I'm trying to think of a US equivalent to the current media storm raging in the UK over whether or not the Prime Minister has ever eaten a Cornish pasty. Corndog-gate, maybe?
Anyway, the story goes like this: under new tax regulations, consumers of take-out snacks will now be subject to a 20 per cent Value Added Tax on their purchases if those snacks are still warm when they consume them. (But will be exempt from the tax if they allow them to cool, apparently).
One of the victims of this new tax will be the Cornish pasty. This is a delicious baked pastry fold containing diced potato, diced swede, and chunks of peppery lamb in a rich gravy. The pastry has a crinkly ridge, allegedly - so the old story goes - so that farmhands and factory workers with filthy hands could use the ridge as a kind of handle which they'd chuck away at the end.
Regular consumers of Cornish pasties (generally not hedge fund managers, top lawyers, prime ministers, you won't be surprised to hear) felt victimized by this. So Prime Minister David Cameron felt compelled to announce that he too was a pasty eater. He then made the mistake of trying to name the last place he ate one - and was exposed as a fraud.
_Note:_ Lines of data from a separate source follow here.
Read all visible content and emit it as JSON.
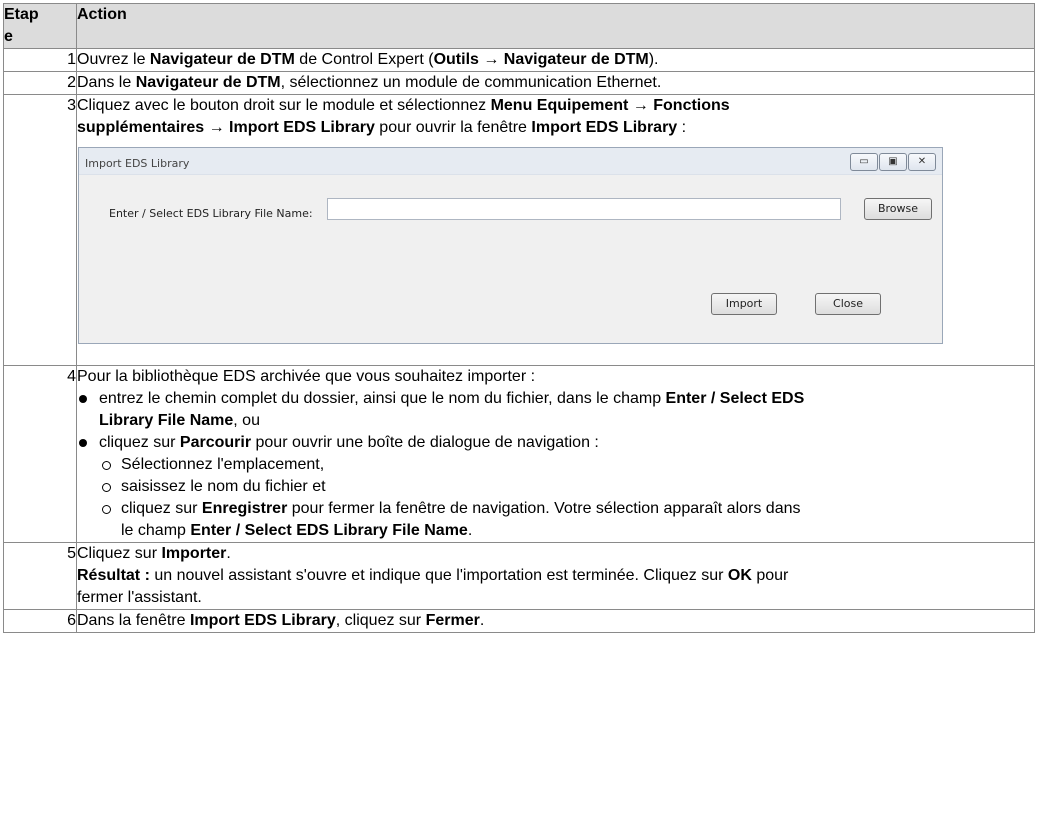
{
  "header": {
    "col1": "Etap",
    "col1b": "e",
    "col2": "Action"
  },
  "steps": [
    {
      "num": "1",
      "p1": "Ouvrez le ",
      "b1": "Navigateur de DTM",
      "p2": " de Control Expert (",
      "b2": "Outils → Navigateur de DTM",
      "p3": ")."
    },
    {
      "num": "2",
      "p1": "Dans le ",
      "b1": "Navigateur de DTM",
      "p2": ", sélectionnez un module de communication Ethernet."
    },
    {
      "num": "3",
      "p1": "Cliquez avec le bouton droit sur le module et sélectionnez ",
      "b1": "Menu Equipement → Fonctions",
      "b2": "supplémentaires → Import EDS Library",
      "p2": " pour ouvrir la fenêtre ",
      "b3": "Import EDS Library",
      "p3": " :"
    },
    {
      "num": "4",
      "intro": "Pour la bibliothèque EDS archivée que vous souhaitez importer :",
      "bul1_p1": "entrez le chemin complet du dossier, ainsi que le nom du fichier, dans le champ ",
      "bul1_b1": "Enter / Select EDS",
      "bul1_b2": "Library File Name",
      "bul1_p2": ", ou",
      "bul2_p1": "cliquez sur ",
      "bul2_b1": "Parcourir",
      "bul2_p2": " pour ouvrir une boîte de dialogue de navigation :",
      "sub1": "Sélectionnez l'emplacement,",
      "sub2": "saisissez le nom du fichier et",
      "sub3_p1": "cliquez sur ",
      "sub3_b1": "Enregistrer",
      "sub3_p2": " pour fermer la fenêtre de navigation. Votre sélection apparaît alors dans",
      "sub3_p3": "le champ ",
      "sub3_b2": "Enter / Select EDS Library File Name",
      "sub3_p4": "."
    },
    {
      "num": "5",
      "p1": "Cliquez sur ",
      "b1": "Importer",
      "p2": ".",
      "b2": "Résultat :",
      "p3": " un nouvel assistant s'ouvre et indique que l'importation est terminée. Cliquez sur ",
      "b3": "OK",
      "p4": " pour",
      "p5": "fermer l'assistant."
    },
    {
      "num": "6",
      "p1": "Dans la fenêtre ",
      "b1": "Import EDS Library",
      "p2": ", cliquez sur ",
      "b2": "Fermer",
      "p3": "."
    }
  ],
  "dialog": {
    "title": "Import EDS Library",
    "file_label": "Enter / Select EDS Library File Name:",
    "file_value": "",
    "browse_label": "Browse",
    "import_label": "Import",
    "close_label": "Close",
    "icons": [
      "minimize-icon",
      "maximize-icon",
      "close-icon"
    ]
  }
}
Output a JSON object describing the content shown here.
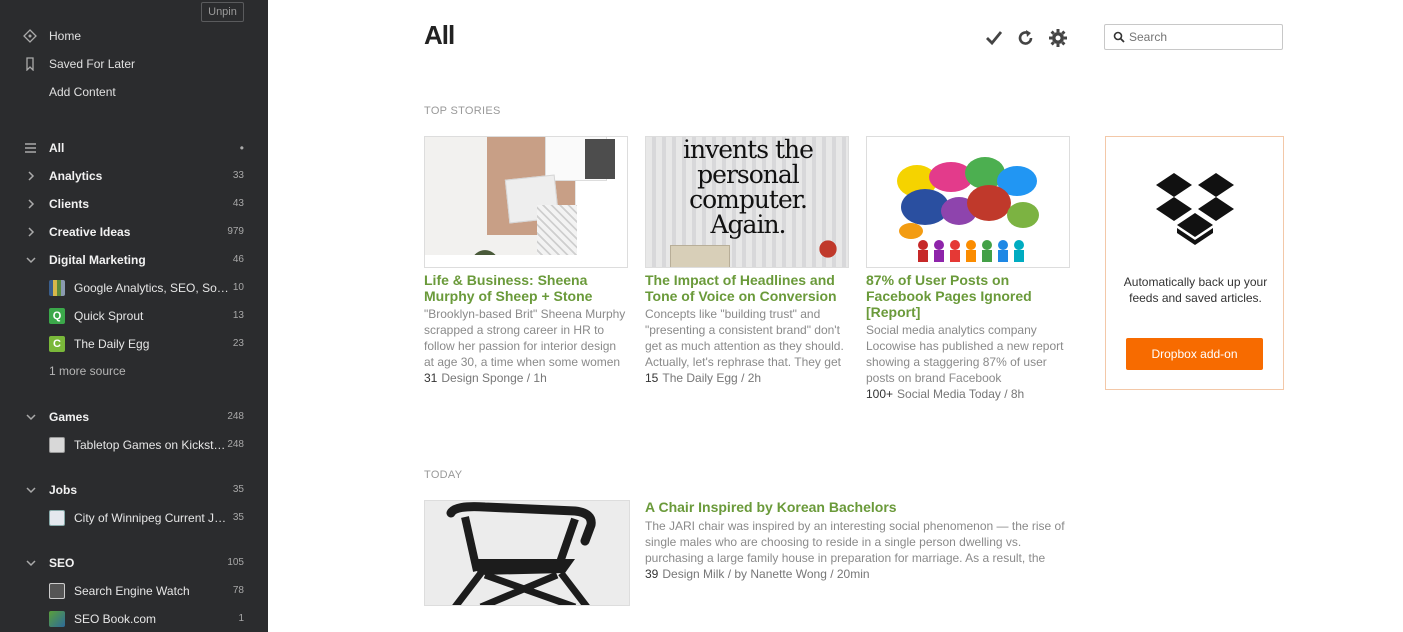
{
  "sidebar": {
    "unpin_label": "Unpin",
    "nav": [
      {
        "label": "Home",
        "icon": "home-icon"
      },
      {
        "label": "Saved For Later",
        "icon": "bookmark-icon"
      },
      {
        "label": "Add Content",
        "icon": ""
      }
    ],
    "all": {
      "label": "All",
      "indicator": "•"
    },
    "categories": [
      {
        "label": "Analytics",
        "count": "33",
        "expanded": false
      },
      {
        "label": "Clients",
        "count": "43",
        "expanded": false
      },
      {
        "label": "Creative Ideas",
        "count": "979",
        "expanded": false
      },
      {
        "label": "Digital Marketing",
        "count": "46",
        "expanded": true
      },
      {
        "label": "Games",
        "count": "248",
        "expanded": true
      },
      {
        "label": "Jobs",
        "count": "35",
        "expanded": true
      },
      {
        "label": "SEO",
        "count": "105",
        "expanded": true
      }
    ],
    "feeds": [
      {
        "label": "Google Analytics, SEO, Social Media, Digital Marketing",
        "count": "10"
      },
      {
        "label": "Quick Sprout",
        "count": "13"
      },
      {
        "label": "The Daily Egg",
        "count": "23"
      },
      {
        "label": "Tabletop Games on Kickstarter",
        "count": "248"
      },
      {
        "label": "City of Winnipeg Current Job Opportunities",
        "count": "35"
      },
      {
        "label": "Search Engine Watch",
        "count": "78"
      },
      {
        "label": "SEO Book.com",
        "count": "1"
      }
    ],
    "more_source": "1 more source"
  },
  "header": {
    "title": "All",
    "search_placeholder": "Search"
  },
  "sections": {
    "top_stories": "TOP STORIES",
    "today": "TODAY"
  },
  "top_stories": [
    {
      "title": "Life & Business: Sheena Murphy of Sheep + Stone",
      "desc": "\"Brooklyn-based Brit\" Sheena Murphy scrapped a strong career in HR to follow her passion for interior design at age 30, a time when some women find themselves settling down rather",
      "count": "31",
      "source": "Design Sponge / 1h"
    },
    {
      "title": "The Impact of Headlines and Tone of Voice on Conversion",
      "desc": "Concepts like \"building trust\" and \"presenting a consistent brand\" don't get as much attention as they should. Actually, let's rephrase that. They get lots of attention but—while many",
      "count": "15",
      "source": "The Daily Egg / 2h",
      "image_text": [
        "invents the",
        "personal",
        "computer.",
        "Again."
      ]
    },
    {
      "title": "87% of User Posts on Facebook Pages Ignored [Report]",
      "desc": "Social media analytics company Locowise has published a new report showing a staggering 87% of user posts on brand Facebook",
      "count": "100+",
      "source": "Social Media Today / 8h"
    }
  ],
  "dropbox": {
    "text": "Automatically back up your feeds and saved articles.",
    "button": "Dropbox add-on"
  },
  "today": {
    "title": "A Chair Inspired by Korean Bachelors",
    "desc": "The JARI chair was inspired by an interesting social phenomenon — the rise of single males who are choosing to reside in a single person dwelling vs. purchasing a large family house in preparation for marriage. As a result, the",
    "count": "39",
    "source": "Design Milk / by Nanette Wong / 20min"
  },
  "colors": {
    "sidebar_bg": "#2b2c2e",
    "title_green": "#6a9a3a",
    "dropbox_orange": "#f76b00"
  }
}
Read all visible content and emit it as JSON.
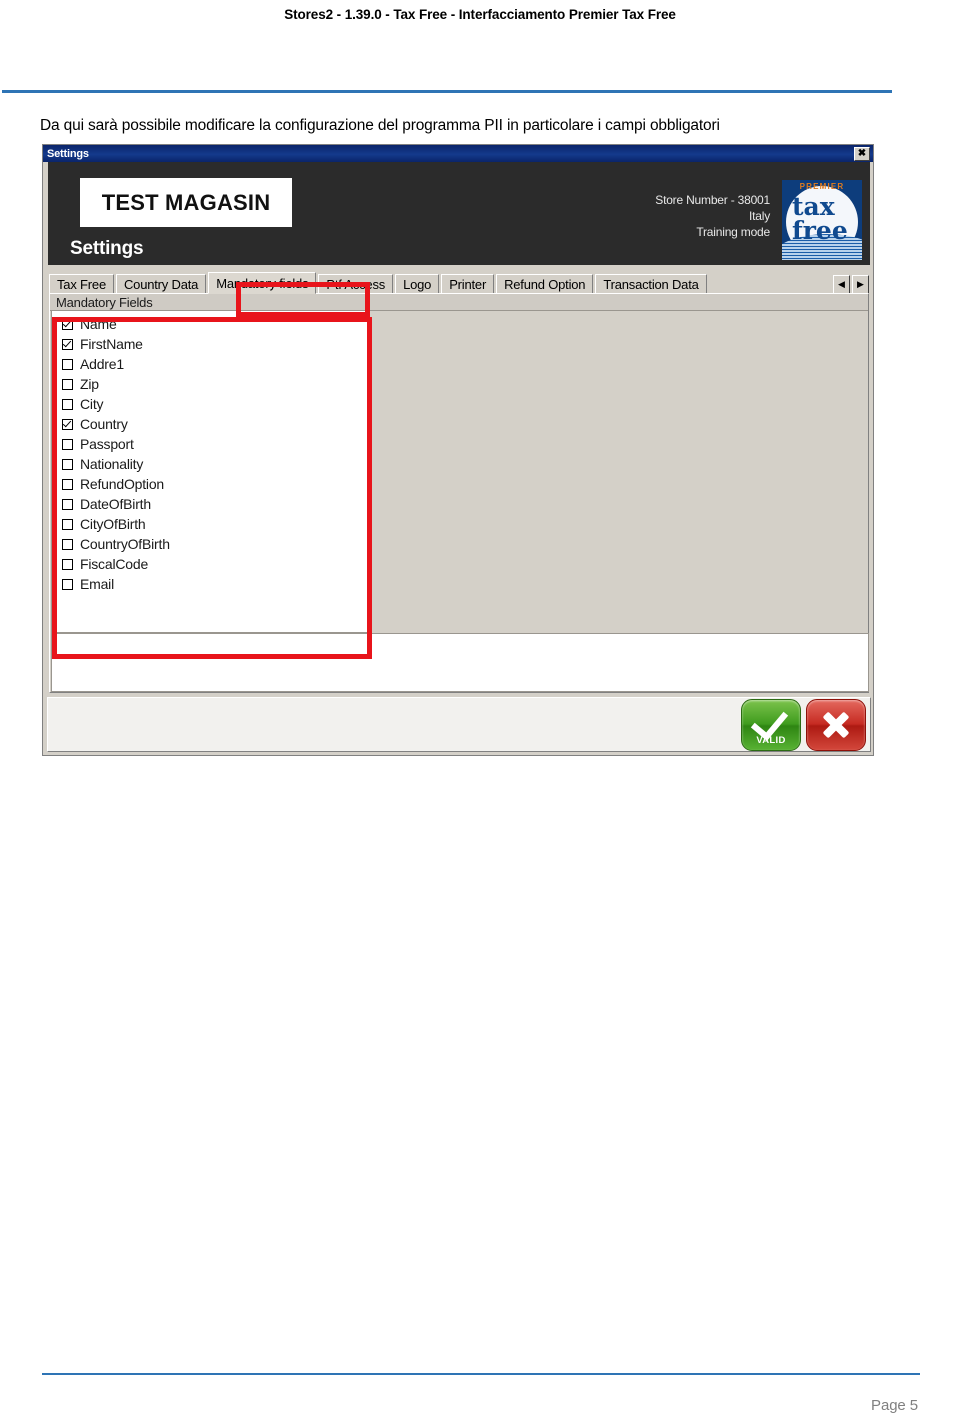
{
  "document": {
    "header_title": "Stores2 - 1.39.0 - Tax Free - Interfacciamento Premier Tax Free",
    "intro_text": "Da qui sarà possibile modificare la configurazione del programma PII in particolare i campi obbligatori",
    "page_number": "Page 5",
    "accent_color": "#2e74b5",
    "annotation_color": "#e8141b"
  },
  "app_window": {
    "titlebar": {
      "title": "Settings",
      "close_icon": "close-icon",
      "close_glyph": "✖"
    },
    "banner": {
      "store_logo_text": "TEST MAGASIN",
      "section_title": "Settings",
      "store_number": "Store Number - 38001",
      "country": "Italy",
      "mode": "Training mode",
      "logo": {
        "premier": "PREMIER",
        "tax": "tax",
        "free": "free"
      }
    },
    "tabs": [
      {
        "label": "Tax Free",
        "active": false
      },
      {
        "label": "Country Data",
        "active": false
      },
      {
        "label": "Mandatory fields",
        "active": true
      },
      {
        "label": "Ptf Access",
        "active": false
      },
      {
        "label": "Logo",
        "active": false
      },
      {
        "label": "Printer",
        "active": false
      },
      {
        "label": "Refund Option",
        "active": false
      },
      {
        "label": "Transaction Data",
        "active": false
      }
    ],
    "tab_scroll": {
      "prev_glyph": "◀",
      "next_glyph": "▶"
    },
    "panel": {
      "group_title": "Mandatory Fields",
      "fields": [
        {
          "label": "Name",
          "checked": true
        },
        {
          "label": "FirstName",
          "checked": true
        },
        {
          "label": "Addre1",
          "checked": false
        },
        {
          "label": "Zip",
          "checked": false
        },
        {
          "label": "City",
          "checked": false
        },
        {
          "label": "Country",
          "checked": true
        },
        {
          "label": "Passport",
          "checked": false
        },
        {
          "label": "Nationality",
          "checked": false
        },
        {
          "label": "RefundOption",
          "checked": false
        },
        {
          "label": "DateOfBirth",
          "checked": false
        },
        {
          "label": "CityOfBirth",
          "checked": false
        },
        {
          "label": "CountryOfBirth",
          "checked": false
        },
        {
          "label": "FiscalCode",
          "checked": false
        },
        {
          "label": "Email",
          "checked": false
        }
      ]
    },
    "buttons": {
      "valid_label": "VALID",
      "valid_icon": "checkmark-icon",
      "cancel_icon": "x-mark-icon"
    }
  }
}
What is it with politicians and their silly attempts to pretend to be men of the people? We don't need them to be authentically working class, we don't require that they be down with the kids or have cool musical tastes or even know the price of a loaf of bread. What would be nice though, if they tried to avoid doing stuff that ends up making our lives more constrained, poorer, more regulated, less happy. Is that really such a big ask?